The gig-economy companies, mirroring the larger business community, argue the changes will force employers to raise costs for consumers. They also argue that making workers employees will deny them flexibility to set their own schedule and to take on work from other sources.
Uber and Lyft drivers are already laying groundwork for large-scale unionization campaigns. Rideshare Drivers United, a Los Angeles-based association of rideshare drivers, built up a network of drivers numbering more than 5,000 in 2018 as it built support for California lawmakers to pass the law.
“I think that we have been becoming a union since January of this year when we put 120 people in front of the governor’s office, and we will continue to build a union,” said Nicole Moore, a member of RDU’s organizing committee. The group will work with cities to make sure the law is enforced and drivers become employees, Moore added. It is also collaborating with the Transport Workers Union of America and New York Taxi Workers Alliance to strategize about what an eventual union effort might look like.
The National Labor Relations Board’s general counsel issued a memo earlier this year saying that Uber and Lyft drivers are not employees under federal law. But Moore said that memo isn’t case law and can still be challenged. She added that by the time a case could make it before the NLRB, it is possible the board’s composition will have been altered by the 2020 elections.
Opportunities on Each Side
Teamsters is already targeting an opportunity to expand the unionized workforce at Bimbo Bakeries USA, which includes brands like Sara Lee, Entenmann’s, and Thomas’.
The company has indicated it will shift contractor work to unionized employees in response to the new law, Bloch said. The union already represents some Bimbo delivery drivers in Southern California. Bimbo Bakeries USA didn’t provide a comment after repeated requests.
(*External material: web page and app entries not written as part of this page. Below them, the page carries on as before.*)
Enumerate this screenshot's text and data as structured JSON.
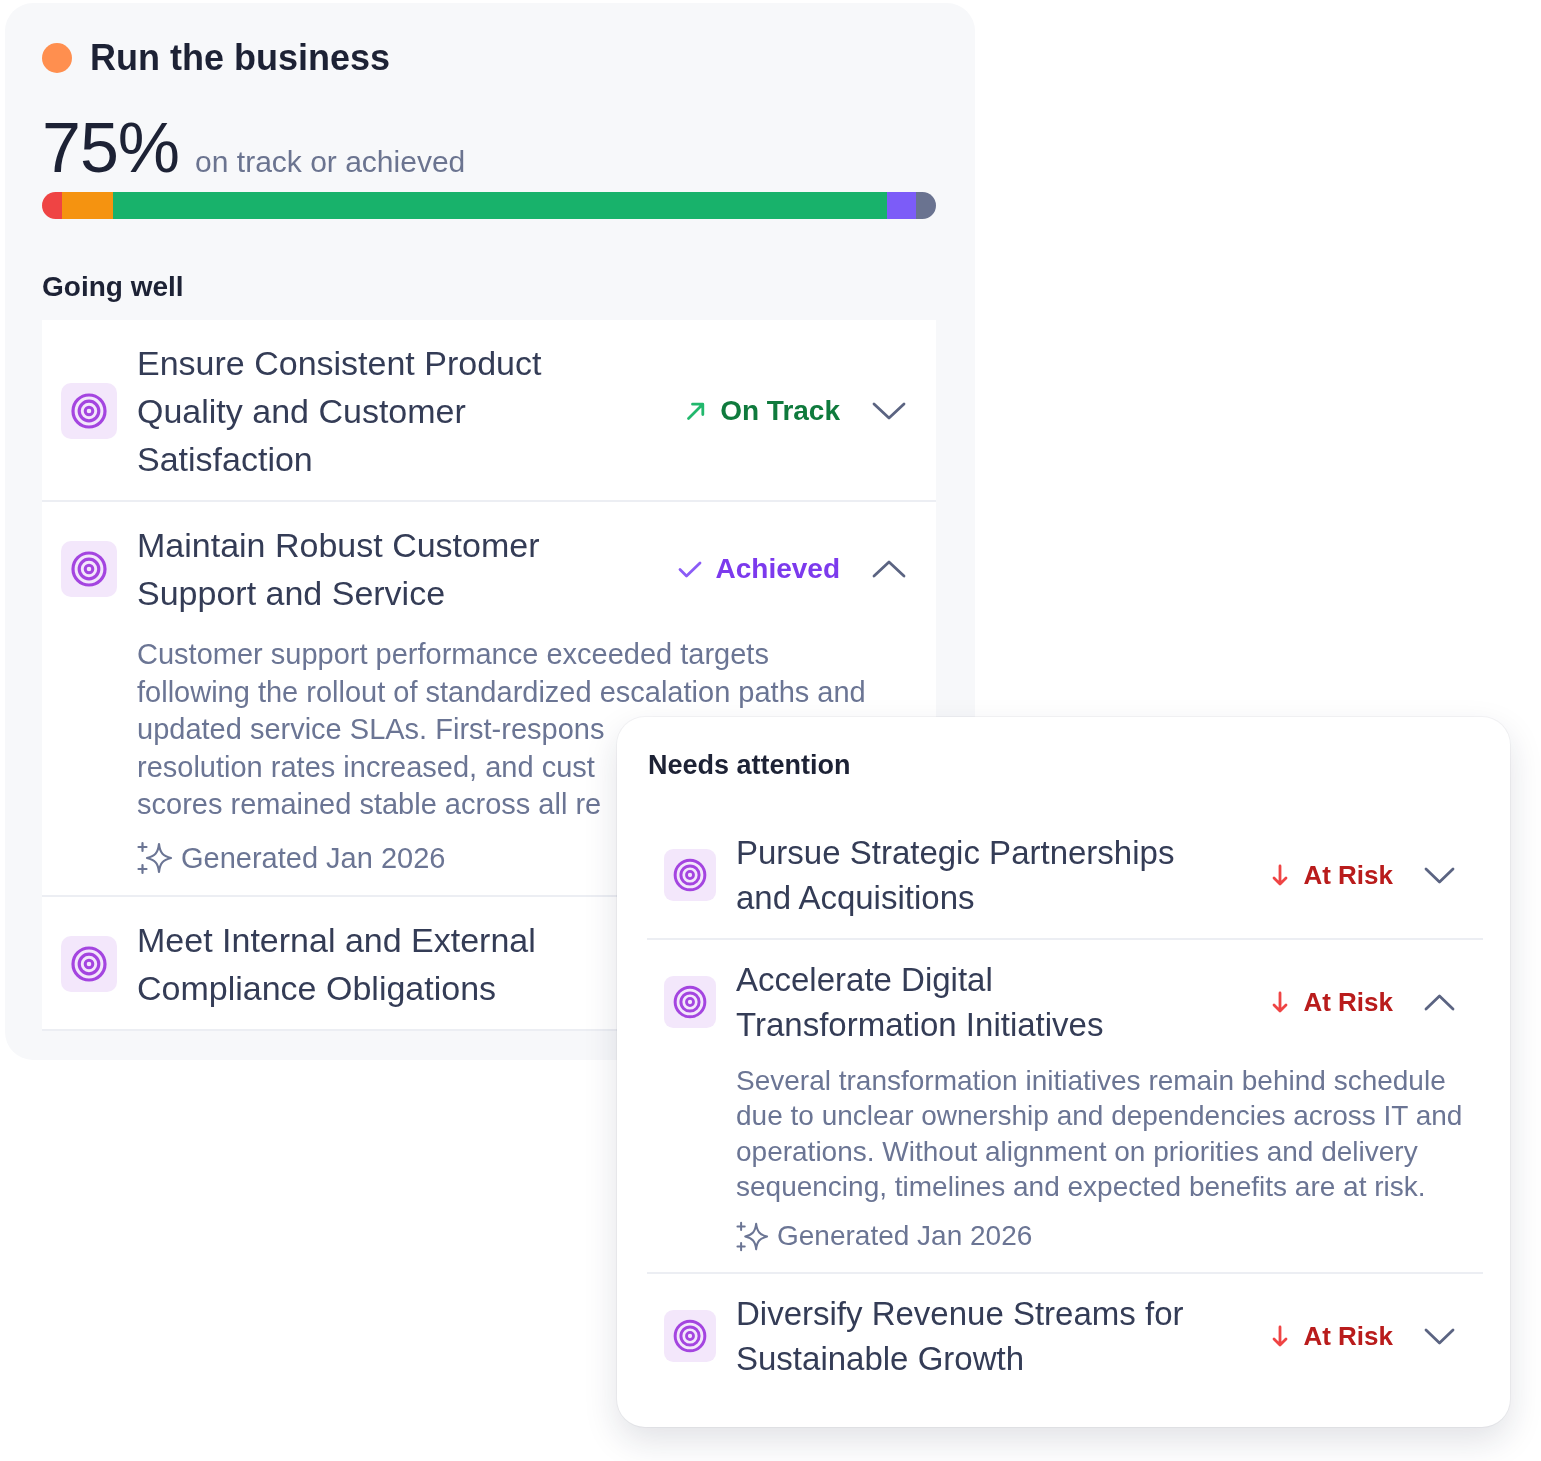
{
  "summary": {
    "title": "Run the business",
    "percent": "75%",
    "caption": "on track or achieved"
  },
  "going_well": {
    "heading": "Going well",
    "goals": [
      {
        "title": "Ensure Consistent Product Quality and Customer Satisfaction",
        "status": {
          "kind": "on_track",
          "label": "On Track"
        },
        "expanded": false
      },
      {
        "title": "Maintain Robust Customer Support and Service",
        "status": {
          "kind": "achieved",
          "label": "Achieved"
        },
        "expanded": true,
        "description_lines": [
          "Customer support performance exceeded targets",
          "following the rollout of standardized escalation paths and",
          "updated service SLAs. First-respons",
          "resolution rates increased, and cust",
          "scores remained stable across all re"
        ],
        "generated": "Generated Jan 2026"
      },
      {
        "title": "Meet Internal and External Compliance Obligations"
      }
    ]
  },
  "needs_attention": {
    "heading": "Needs attention",
    "goals": [
      {
        "title": "Pursue Strategic Partnerships and Acquisitions",
        "status": {
          "kind": "at_risk",
          "label": "At Risk"
        },
        "expanded": false
      },
      {
        "title": "Accelerate Digital Transformation Initiatives",
        "status": {
          "kind": "at_risk",
          "label": "At Risk"
        },
        "expanded": true,
        "description": "Several transformation initiatives remain behind schedule due to unclear ownership and dependencies across IT and operations. Without alignment on priorities and delivery sequencing, timelines and expected benefits are at risk.",
        "generated": "Generated Jan 2026"
      },
      {
        "title": "Diversify Revenue Streams for Sustainable Growth",
        "status": {
          "kind": "at_risk",
          "label": "At Risk"
        },
        "expanded": false
      }
    ]
  }
}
Other unions don’t believe the California law will translate to immediate growth in union membership.
The State Building and Construction Trades Council of California—California’s largest trade-union body, made up of more than 150 local unions—believes A.B. 5 as a powerful new weapon to advance an ongoing battle against what it sees as pervasive misclassification of construction workers, and that that in turn could raise awareness and interest in unions. The labor group began devoting resources to educating workers on misclassifcation long before A.B. 5.
“We’re educating those workers, showing them that the employment model they were in not only hurts them but hurts others, and there’s a better way,” said Cesar Diaz, the trades council’s legislative and political director.
The Service Employees International Union United Service Workers West, which represents janitors in California, has similarly focused efforts on reducing the number of independent contractors. The union has already found success lobbying the state to adopt legislation cutting down on janitorial contractors by forcing janitorial services that use contractors to register with the state. A.B. 5 “is another step in that process,” according to SEIUW spokesperson Stephen Boardman.
Some companies may respond by trimming their workforce in California or by closing up shop in the state. SB Nation, a sports blogging network owned by Vox Media, recently announced it would fire “hundreds” of freelancers in the Golden State as a result of the law.
Others are likely to explore creative ways around A.B. 5. That includes companies using staffing agencies as a middleman between a business and its workers. The strategy comes with its own risks, Brett Bartlett, a partner at Seyfarth Shaw in Atlanta, told Bloomberg Law.
“As long as the vendors are paying their employees appropriately, the businesses will have little to worry about, except litigation costs,” Bartlett said. “If they’re not, then it will become readily apparent that the shifting of work from independent contractors to temporary employees wasn’t much help.”